Altus AFB training more than U.S. Airmen

ALTUS AIR FORCE BASE, Okla. --

The U.S. Air Force C-17 Globemaster III cargo aircraft and KC-135 Stratotanker refueling aircraft are capable of getting anywhere in the world within 24 hours.

But when tragedy strikes that demands immediate attention the United States military has allies that also have C-17 and KC-135 aircrews, many of which are trained at Altus Air Force Base.

Many of Altus AFB international military students come from United Arab Emirates, Kuwait, Saudi Arabia, Turkey, United Kingdom and members from the North Atlantic Treaty Organization.

 “The students that come here typically become instructors for their own countries back home,” said John Carter, 97th Training Squadron international military student officer. “Most countries continue to send their initial qualification students here even if they have instructors back home because they want to have the standardized training they get here at Altus.”

Altus AFB trains an average of 110 international students each year.

 “It’s a unique opportunity to see how other nations teach loadmasters,” said Royal Canadian air force Sgt. David Burrill, C-17 loadmaster trainee. “We have different styles and methods of teaching so coming down here there’s a lot more state of the art equipment and it’s a very well thought out program with very methodical training.”

Despite the differences of where students call home the training they receive is no different than their American counterparts. 

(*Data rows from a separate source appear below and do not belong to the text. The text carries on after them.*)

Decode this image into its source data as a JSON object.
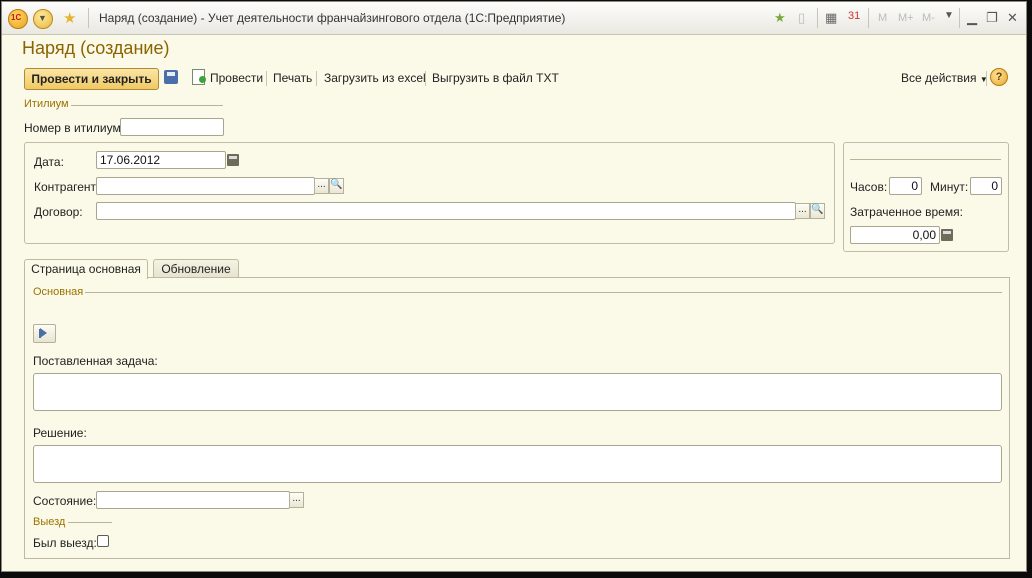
{
  "window": {
    "title": "Наряд (создание) - Учет деятельности франчайзингового отдела  (1С:Предприятие)",
    "logo_text": "1С",
    "title_buttons": [
      "M",
      "M+",
      "M-"
    ]
  },
  "form": {
    "title": "Наряд (создание)"
  },
  "toolbar": {
    "post_close": "Провести и закрыть",
    "post": "Провести",
    "print": "Печать",
    "load_excel": "Загрузить из excel",
    "export_txt": "Выгрузить в файл TXT",
    "all_actions": "Все действия",
    "help": "?"
  },
  "itilium": {
    "group_title": "Итилиум",
    "number_label": "Номер в итилиум:",
    "number_value": ""
  },
  "header": {
    "date_label": "Дата:",
    "date_value": "17.06.2012",
    "counterparty_label": "Контрагент:",
    "counterparty_value": "",
    "contract_label": "Договор:",
    "contract_value": "",
    "ellipsis": "..."
  },
  "time": {
    "hours_label": "Часов:",
    "hours_value": "0",
    "minutes_label": "Минут:",
    "minutes_value": "0",
    "spent_label": "Затраченное время:",
    "spent_value": "0,00"
  },
  "tabs": [
    {
      "label": "Страница основная",
      "active": true
    },
    {
      "label": "Обновление",
      "active": false
    }
  ],
  "main_tab": {
    "group_title": "Основная",
    "task_label": "Поставленная задача:",
    "task_value": "",
    "solution_label": "Решение:",
    "solution_value": "",
    "state_label": "Состояние:",
    "state_value": "",
    "trip_group_title": "Выезд",
    "trip_label": "Был выезд:",
    "trip_checked": false
  }
}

“Here in Altus, the instructor teaches us at the same levels as if we were in the U.S. Air Force,” said UAE air force Capt. Abdulla Almehrezi, C-17 instructor pilot trainee. “I feel the standard is the same, and I don’t feel any different than U.S. Airmen.”

Though the training is the same there are challenges students and instructors must overcome.

“I think the biggest challenge is the language issue but before we come here we have an English course at Lackland Air Force Base,” said Almehrezi.

With years of experience, instructors like Randall Nordhangen, 97th Training Squadron C-17 pilot instructor, have found ways to overcome these challenges.

“You try to find things about people so you can build a repertoire, it makes the learning experience better,” said Nordhangen. “It helps their comfort level so if I use a term that they don’t understand they say ‘Wait a minute, I don’t understand’ and I can explain it differently.” 

With the same training as their American counterparts and with experience overcoming language barriers, Altus AFB international students leave here prepared for real-world situations.

“We can’t be everywhere all at once so having our partners being able to shoulder the load around the world helps,” said Carter.If you watch any news these days where a natural disaster or where international aid is going to you’ll see C-17s from a number of countries out there on the ramp dropping off supplies.”

Altus AFB plans to continue training international students and improving joint nation missions with uniformed knowledge and operations of the C-17 and KC-135.